WHAT is more gentle than a wind in summer?
What is more soothing than the pretty hummer
That stays one moment in an open flower,
And buzzes cheerily from bower to bower?
What is more tranquil than a musk-rose blowing
In a green island, far from all men’s knowing?
More healthful than the leafiness of dales?
More secret than a nest of nightingales?
More serene than Cordelia’s countenance?
More full of visions than a high romance?
What, but thee Sleep? Soft closer of our eyes!
Low murmurer of tender lullabies!
Light hoverer around our happy pillows!
Wreather of poppy buds, and weeping willows!
Silent entangler of a beauty’s tresses!
Most happy listener! when the morning blesses
Thee for enlivening all the cheerful eyes
That glance so brightly at the new sun-rise.

"Sleep and Poetry" (1816) is a poem by the English Romantic poet John Keats. It was started late one evening while staying the night at Leigh Hunt's cottage. It is often cited as a clear example of Keats's bower-centric poetry, yet it contains lines that make such a simplistic reading problematic, such as: "First the realm I'll pass/Of Flora, and old Pan ... I must pass them for a nobler life,/Where I may find the agonies, the strife /Of human hearts" (101-102; 123-125).

Furthermore, Keats defends his early "bower-centric" subject matter, which hearkens back to the classical poetic tradition of Homer and Virgil. Keats mounts an attack against Alexander Pope and many of his own fellow Romantic poets by downplaying their poetic departures into the imaginary: "with a puling infant's force/They sway'd about upon a rocking horse,/And thought it Pegasus. Ah dismal soul'd!" (185-7). Although written in simplistic rhyming couplets, the gradual turn towards inwardness serves as an important anticipation for Keats's later poetry.

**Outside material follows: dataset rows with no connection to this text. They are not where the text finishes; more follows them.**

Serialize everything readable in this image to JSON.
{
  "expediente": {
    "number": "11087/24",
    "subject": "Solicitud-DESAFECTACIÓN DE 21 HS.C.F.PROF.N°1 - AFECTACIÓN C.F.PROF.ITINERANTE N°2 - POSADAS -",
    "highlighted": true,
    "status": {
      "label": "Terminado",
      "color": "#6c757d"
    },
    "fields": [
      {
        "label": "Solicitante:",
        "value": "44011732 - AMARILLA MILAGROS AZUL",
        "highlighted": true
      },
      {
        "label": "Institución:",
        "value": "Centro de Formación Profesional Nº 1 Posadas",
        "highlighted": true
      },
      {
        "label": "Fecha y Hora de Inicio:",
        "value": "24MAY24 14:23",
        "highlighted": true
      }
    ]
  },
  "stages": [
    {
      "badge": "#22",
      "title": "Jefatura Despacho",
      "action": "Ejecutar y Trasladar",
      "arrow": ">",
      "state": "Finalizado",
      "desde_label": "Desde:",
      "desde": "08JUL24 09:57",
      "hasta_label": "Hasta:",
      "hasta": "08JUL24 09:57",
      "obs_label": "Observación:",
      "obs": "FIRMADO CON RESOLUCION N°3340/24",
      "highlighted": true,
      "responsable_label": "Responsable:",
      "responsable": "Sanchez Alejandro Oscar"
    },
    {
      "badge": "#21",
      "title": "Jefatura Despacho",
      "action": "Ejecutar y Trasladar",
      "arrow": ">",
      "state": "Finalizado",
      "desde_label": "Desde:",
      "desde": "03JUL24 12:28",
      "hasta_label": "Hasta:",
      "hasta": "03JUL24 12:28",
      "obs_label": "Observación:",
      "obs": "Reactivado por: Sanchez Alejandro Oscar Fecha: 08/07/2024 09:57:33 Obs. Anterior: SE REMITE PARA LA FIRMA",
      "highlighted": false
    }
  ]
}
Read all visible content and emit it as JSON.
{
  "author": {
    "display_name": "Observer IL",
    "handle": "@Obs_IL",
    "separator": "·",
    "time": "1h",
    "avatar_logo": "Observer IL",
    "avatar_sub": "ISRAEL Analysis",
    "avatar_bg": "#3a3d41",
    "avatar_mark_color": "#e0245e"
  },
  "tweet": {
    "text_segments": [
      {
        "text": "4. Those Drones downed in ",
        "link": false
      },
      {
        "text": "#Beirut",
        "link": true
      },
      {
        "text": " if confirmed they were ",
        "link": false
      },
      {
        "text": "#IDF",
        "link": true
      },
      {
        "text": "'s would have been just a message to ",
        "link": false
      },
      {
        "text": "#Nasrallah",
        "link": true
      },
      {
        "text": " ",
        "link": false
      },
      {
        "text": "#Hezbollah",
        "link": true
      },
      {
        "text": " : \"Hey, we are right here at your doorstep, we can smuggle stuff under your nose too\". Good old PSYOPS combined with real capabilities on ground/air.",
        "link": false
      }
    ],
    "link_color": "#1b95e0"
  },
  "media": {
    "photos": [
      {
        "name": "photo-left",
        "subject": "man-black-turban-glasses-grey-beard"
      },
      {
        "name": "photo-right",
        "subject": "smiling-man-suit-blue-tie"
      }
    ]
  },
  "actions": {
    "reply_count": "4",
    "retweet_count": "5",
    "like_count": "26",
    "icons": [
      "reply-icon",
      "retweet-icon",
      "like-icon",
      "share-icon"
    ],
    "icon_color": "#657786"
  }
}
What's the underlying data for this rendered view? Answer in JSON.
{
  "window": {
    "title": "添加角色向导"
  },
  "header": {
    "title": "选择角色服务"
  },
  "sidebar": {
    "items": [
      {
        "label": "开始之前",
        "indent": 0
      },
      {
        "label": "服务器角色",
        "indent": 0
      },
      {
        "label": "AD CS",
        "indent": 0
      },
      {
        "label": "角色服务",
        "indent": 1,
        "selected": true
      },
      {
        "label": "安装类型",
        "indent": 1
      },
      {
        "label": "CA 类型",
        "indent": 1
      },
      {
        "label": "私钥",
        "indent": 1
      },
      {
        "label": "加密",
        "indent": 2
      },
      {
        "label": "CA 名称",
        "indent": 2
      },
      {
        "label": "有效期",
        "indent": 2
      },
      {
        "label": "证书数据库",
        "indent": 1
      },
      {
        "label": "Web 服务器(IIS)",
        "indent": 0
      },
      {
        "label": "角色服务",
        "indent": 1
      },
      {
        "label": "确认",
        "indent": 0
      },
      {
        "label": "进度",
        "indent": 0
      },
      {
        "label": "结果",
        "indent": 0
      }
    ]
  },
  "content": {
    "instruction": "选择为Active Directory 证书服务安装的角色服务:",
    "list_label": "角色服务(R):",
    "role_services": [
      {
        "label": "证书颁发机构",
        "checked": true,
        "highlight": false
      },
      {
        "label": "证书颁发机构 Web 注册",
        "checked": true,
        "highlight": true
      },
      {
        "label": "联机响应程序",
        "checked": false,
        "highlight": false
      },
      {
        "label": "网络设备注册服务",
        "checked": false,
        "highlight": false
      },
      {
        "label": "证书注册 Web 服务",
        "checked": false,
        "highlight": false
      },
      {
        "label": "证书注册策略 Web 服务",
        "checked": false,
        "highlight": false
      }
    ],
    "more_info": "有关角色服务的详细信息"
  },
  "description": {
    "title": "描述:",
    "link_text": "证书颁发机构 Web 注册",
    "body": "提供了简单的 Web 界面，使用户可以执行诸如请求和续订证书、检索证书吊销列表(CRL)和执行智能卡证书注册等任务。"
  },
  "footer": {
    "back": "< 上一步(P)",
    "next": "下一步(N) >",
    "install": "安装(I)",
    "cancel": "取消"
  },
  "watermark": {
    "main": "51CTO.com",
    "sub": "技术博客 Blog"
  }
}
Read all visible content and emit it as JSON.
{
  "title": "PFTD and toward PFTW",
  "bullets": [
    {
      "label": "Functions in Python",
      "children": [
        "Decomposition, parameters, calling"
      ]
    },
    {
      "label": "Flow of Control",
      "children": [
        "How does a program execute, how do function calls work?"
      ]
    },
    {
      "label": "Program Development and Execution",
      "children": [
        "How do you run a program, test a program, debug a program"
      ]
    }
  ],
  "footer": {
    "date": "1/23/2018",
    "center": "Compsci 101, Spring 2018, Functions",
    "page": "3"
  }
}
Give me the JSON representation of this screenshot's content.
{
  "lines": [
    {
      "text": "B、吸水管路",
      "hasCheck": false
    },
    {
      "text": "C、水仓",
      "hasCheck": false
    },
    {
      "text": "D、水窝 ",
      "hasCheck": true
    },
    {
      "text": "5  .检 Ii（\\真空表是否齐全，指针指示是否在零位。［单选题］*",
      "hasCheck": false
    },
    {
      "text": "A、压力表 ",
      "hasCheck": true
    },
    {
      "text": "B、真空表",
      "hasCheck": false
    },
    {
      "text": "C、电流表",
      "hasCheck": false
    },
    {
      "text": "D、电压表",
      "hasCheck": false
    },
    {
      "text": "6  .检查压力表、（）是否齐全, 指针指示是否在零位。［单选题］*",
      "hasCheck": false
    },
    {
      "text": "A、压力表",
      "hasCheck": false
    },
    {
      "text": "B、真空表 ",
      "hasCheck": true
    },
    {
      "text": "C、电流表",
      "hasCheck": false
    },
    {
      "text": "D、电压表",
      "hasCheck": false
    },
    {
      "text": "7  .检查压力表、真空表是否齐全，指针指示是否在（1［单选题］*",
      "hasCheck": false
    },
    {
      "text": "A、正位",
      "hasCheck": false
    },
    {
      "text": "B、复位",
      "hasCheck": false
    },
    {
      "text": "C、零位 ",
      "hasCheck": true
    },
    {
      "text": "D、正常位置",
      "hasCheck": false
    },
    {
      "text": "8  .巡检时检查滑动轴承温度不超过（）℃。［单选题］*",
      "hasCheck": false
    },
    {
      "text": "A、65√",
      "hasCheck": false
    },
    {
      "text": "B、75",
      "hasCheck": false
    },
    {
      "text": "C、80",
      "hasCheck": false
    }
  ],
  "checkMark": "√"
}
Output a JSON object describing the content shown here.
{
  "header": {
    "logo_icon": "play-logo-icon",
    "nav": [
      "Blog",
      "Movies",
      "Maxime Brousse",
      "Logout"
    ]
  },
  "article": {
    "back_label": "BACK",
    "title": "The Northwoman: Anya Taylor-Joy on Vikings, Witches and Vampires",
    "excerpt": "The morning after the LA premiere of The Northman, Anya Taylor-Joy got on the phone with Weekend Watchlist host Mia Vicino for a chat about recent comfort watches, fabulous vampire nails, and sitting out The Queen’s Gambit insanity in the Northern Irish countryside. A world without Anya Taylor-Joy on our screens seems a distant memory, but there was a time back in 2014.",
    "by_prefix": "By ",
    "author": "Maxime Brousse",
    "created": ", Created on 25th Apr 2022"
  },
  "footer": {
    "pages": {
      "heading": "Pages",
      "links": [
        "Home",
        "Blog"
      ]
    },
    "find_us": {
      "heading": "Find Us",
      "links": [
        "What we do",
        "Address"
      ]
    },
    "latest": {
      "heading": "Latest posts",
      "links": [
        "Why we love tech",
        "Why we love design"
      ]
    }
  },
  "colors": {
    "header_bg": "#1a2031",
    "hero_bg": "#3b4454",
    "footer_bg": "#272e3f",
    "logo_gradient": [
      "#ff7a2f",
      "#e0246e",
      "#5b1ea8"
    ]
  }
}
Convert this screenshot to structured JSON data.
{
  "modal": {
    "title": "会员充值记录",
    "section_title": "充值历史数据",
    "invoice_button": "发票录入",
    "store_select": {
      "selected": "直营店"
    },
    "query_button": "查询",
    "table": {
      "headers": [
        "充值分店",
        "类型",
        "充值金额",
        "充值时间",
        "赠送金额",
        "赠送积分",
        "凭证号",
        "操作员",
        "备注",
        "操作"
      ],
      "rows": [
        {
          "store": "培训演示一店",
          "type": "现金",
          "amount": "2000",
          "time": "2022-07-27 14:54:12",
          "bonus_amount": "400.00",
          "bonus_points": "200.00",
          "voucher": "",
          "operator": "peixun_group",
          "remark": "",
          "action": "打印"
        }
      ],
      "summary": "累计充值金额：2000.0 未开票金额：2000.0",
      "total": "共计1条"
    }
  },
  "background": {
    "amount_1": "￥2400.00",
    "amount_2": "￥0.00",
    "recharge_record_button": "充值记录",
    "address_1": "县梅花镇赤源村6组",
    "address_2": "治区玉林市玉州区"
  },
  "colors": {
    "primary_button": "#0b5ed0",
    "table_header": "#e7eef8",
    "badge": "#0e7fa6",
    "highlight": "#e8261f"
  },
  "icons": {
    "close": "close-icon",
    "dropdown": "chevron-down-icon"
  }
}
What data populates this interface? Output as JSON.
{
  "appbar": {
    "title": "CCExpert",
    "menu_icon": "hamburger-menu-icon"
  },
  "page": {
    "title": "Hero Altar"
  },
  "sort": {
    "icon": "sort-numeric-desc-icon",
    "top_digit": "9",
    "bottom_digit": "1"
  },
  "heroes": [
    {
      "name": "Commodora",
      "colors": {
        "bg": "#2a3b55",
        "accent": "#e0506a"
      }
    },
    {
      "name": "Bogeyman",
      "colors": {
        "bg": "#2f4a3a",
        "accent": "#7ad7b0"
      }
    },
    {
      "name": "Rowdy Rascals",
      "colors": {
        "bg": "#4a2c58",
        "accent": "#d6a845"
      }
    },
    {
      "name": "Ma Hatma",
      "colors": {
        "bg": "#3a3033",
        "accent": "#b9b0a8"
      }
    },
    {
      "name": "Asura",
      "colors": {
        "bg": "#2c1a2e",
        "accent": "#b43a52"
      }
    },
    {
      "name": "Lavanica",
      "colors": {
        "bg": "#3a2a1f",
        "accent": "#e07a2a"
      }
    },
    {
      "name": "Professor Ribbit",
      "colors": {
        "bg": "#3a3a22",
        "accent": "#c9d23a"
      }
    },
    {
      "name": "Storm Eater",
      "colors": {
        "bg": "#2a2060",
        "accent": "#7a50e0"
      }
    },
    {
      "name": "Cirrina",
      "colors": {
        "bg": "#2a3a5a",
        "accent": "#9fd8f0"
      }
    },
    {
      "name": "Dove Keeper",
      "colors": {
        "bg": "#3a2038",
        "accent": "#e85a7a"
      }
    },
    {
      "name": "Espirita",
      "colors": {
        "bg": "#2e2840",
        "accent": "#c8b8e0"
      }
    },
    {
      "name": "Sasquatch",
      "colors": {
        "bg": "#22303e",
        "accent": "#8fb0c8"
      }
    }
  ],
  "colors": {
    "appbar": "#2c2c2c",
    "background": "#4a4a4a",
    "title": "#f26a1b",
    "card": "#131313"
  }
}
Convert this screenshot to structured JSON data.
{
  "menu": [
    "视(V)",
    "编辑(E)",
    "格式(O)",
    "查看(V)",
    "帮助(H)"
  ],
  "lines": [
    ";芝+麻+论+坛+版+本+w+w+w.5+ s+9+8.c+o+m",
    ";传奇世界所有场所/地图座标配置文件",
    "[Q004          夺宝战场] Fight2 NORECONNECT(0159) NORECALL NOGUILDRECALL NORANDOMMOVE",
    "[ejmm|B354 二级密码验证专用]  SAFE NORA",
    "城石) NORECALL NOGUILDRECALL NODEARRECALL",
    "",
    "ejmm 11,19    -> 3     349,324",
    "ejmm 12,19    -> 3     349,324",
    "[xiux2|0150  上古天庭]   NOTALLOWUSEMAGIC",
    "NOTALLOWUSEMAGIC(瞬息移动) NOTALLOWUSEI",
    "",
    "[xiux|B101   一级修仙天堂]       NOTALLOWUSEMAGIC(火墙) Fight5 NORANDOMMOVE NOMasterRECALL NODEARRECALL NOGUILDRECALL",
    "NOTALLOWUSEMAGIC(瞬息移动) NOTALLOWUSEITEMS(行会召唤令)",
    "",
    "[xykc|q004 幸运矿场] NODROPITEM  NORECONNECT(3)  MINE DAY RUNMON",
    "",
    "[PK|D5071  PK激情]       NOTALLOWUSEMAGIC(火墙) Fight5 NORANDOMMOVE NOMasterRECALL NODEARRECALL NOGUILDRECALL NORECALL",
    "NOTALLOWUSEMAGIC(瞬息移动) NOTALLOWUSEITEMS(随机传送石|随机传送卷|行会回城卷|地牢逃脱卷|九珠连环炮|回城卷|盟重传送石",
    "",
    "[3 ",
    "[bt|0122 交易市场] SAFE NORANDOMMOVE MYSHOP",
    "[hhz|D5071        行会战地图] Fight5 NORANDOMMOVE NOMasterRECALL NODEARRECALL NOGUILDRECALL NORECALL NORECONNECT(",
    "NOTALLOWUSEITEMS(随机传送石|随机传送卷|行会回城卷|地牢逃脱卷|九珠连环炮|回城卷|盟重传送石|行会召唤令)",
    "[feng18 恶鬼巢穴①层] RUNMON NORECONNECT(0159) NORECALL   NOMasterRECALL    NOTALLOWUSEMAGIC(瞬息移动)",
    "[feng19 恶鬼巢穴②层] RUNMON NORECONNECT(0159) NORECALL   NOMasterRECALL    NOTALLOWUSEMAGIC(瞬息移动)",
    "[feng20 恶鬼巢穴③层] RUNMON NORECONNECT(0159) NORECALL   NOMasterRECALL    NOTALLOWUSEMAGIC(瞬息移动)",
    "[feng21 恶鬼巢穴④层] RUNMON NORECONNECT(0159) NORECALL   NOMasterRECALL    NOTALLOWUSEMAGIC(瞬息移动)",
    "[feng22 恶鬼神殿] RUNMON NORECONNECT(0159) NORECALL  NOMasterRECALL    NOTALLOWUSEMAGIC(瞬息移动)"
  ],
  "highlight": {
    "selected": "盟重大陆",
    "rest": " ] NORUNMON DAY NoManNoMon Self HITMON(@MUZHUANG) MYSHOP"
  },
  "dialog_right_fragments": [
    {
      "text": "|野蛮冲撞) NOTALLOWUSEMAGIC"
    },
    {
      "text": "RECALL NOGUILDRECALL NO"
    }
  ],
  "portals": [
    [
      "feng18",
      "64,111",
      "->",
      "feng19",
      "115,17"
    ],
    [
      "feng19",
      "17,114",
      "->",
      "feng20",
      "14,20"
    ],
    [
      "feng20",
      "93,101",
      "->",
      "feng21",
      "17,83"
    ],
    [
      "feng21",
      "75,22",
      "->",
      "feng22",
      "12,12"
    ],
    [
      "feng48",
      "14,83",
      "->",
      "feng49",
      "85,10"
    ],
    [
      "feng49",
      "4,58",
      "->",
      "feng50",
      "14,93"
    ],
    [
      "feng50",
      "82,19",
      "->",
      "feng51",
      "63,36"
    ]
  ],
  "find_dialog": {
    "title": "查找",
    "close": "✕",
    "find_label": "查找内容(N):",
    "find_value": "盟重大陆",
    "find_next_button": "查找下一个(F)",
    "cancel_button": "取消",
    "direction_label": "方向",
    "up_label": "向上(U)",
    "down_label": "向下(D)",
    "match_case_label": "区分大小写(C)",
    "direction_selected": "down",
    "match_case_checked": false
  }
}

References[edit]

  1. ^ The full poem, Sleep and Poetry, at John-Keats.com